Math 497A: Computability, Unsolvability, Randomness

I am Stephen G. Simpson, a Professor of Mathematics at the Pennsylvania State University.

Math 497A is an unusual 4-credit course which I taught in Fall 2007. It was part of MASS, our special program for high-achieving undergraduate mathematics majors from around the USA. The material was also of interest to other advanced undergraduate and graduate students in mathematics and related disciplines.

The title of the course was Computability, Unsolvability, Randomness. The course included an introduction to Turing's theory of computability and unsolvability. This material is basic for theoretical computer science and for the study of unsolvable mathematical problems. In addition, the course included an introduction to a research area which is currently very active: algorithmic randomness and Kolmogorov complexity.

Class meetings were Monday, Wednesday, Thursday, and Friday, 10:10 - 11:00 AM, in 113 McAllister. The teaching assistant was Jonas Kibelbek. Each student was required to perform a research project. A preliminary list of suggested projects is below. There were weekly homework assignments due every Monday, a written midterm exam on Wednesday October 3, and individual oral final exams during the week of December 10-14. In addition, each student handed in a 5-10 page written report on his/her research project.

The schedule number of this course was 857722.

My office is 305 McAllister. Students in this course were encouraged to drop in whenever my door was open, or make an appointment.

Each student took a 1-hour oral final exam. The exam consisted of one QUESTION, one PROBLEM, and a brief report on the student's research project. The QUESTIONS were chosen from the list below. The PROBLEMS were not known in advance, but they were similar to homework problems or midterm exam problems.

Here are some course materials.

Here are some recommended textbooks and lecture notes on computability and unsolvability. The textbooks were placed on reserve in the Physical and Mathematical Sciences Library, 201 Davey. Note that Davey Lab is across the street from McAllister Building.

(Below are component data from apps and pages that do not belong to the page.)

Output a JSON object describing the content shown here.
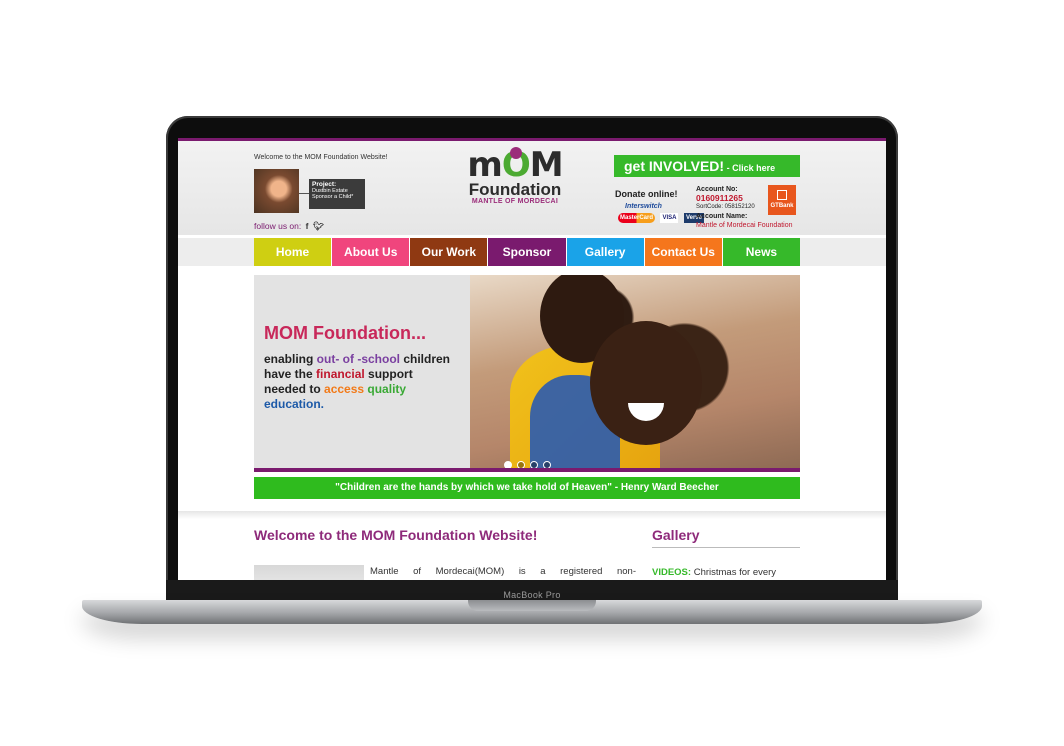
{
  "device": {
    "label": "MacBook Pro"
  },
  "header": {
    "welcome": "Welcome to the MOM Foundation Website!",
    "project": {
      "title": "Project:",
      "line1": "Dustbin Estate",
      "line2": "Sponsor a Child*"
    },
    "follow": "follow us on:",
    "social": {
      "facebook": "f",
      "twitter": "♦"
    }
  },
  "logo": {
    "mom_m1": "m",
    "mom_o": "O",
    "mom_m2": "M",
    "foundation": "Foundation",
    "tagline": "MANTLE OF MORDECAI"
  },
  "involved": {
    "big": "get INVOLVED!",
    "small": " - Click here"
  },
  "donate": {
    "label": "Donate online!",
    "interswitch": "Interswitch",
    "cards": [
      "MasterCard",
      "VISA",
      "Verve"
    ]
  },
  "account": {
    "no_label": "Account No:",
    "number": "0160911265",
    "sortcode": "SortCode: 058152120",
    "name_label": "Account Name:",
    "name": "Mantle of Mordecai Foundation",
    "bank": "GTBank"
  },
  "nav": [
    {
      "label": "Home",
      "color": "#cfcf12"
    },
    {
      "label": "About Us",
      "color": "#f0457d"
    },
    {
      "label": "Our Work",
      "color": "#8f3912"
    },
    {
      "label": "Sponsor",
      "color": "#7a1a6e"
    },
    {
      "label": "Gallery",
      "color": "#1aa3e8"
    },
    {
      "label": "Contact Us",
      "color": "#f5761c"
    },
    {
      "label": "News",
      "color": "#36b92a"
    }
  ],
  "slide": {
    "title": "MOM Foundation...",
    "l1a": "enabling ",
    "l1b": "out- of -school",
    "l1c": " children",
    "l2a": "have the ",
    "l2b": "financial",
    "l2c": " support",
    "l3a": "needed to ",
    "l3b": "access",
    "l3c": " quality",
    "l4": "education.",
    "dots": 4,
    "active_dot": 0
  },
  "quote": "\"Children are the hands by which we take hold of Heaven\" - Henry Ward Beecher",
  "main": {
    "welcome_heading": "Welcome to the MOM Foundation Website!",
    "body": "Mantle of Mordecai(MOM) is a registered non-"
  },
  "gallery": {
    "heading": "Gallery",
    "videos_label": "VIDEOS:",
    "videos_text": " Christmas for every"
  }
}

Here are some recommended readings on algorithmic randomness.   /   20 December 2007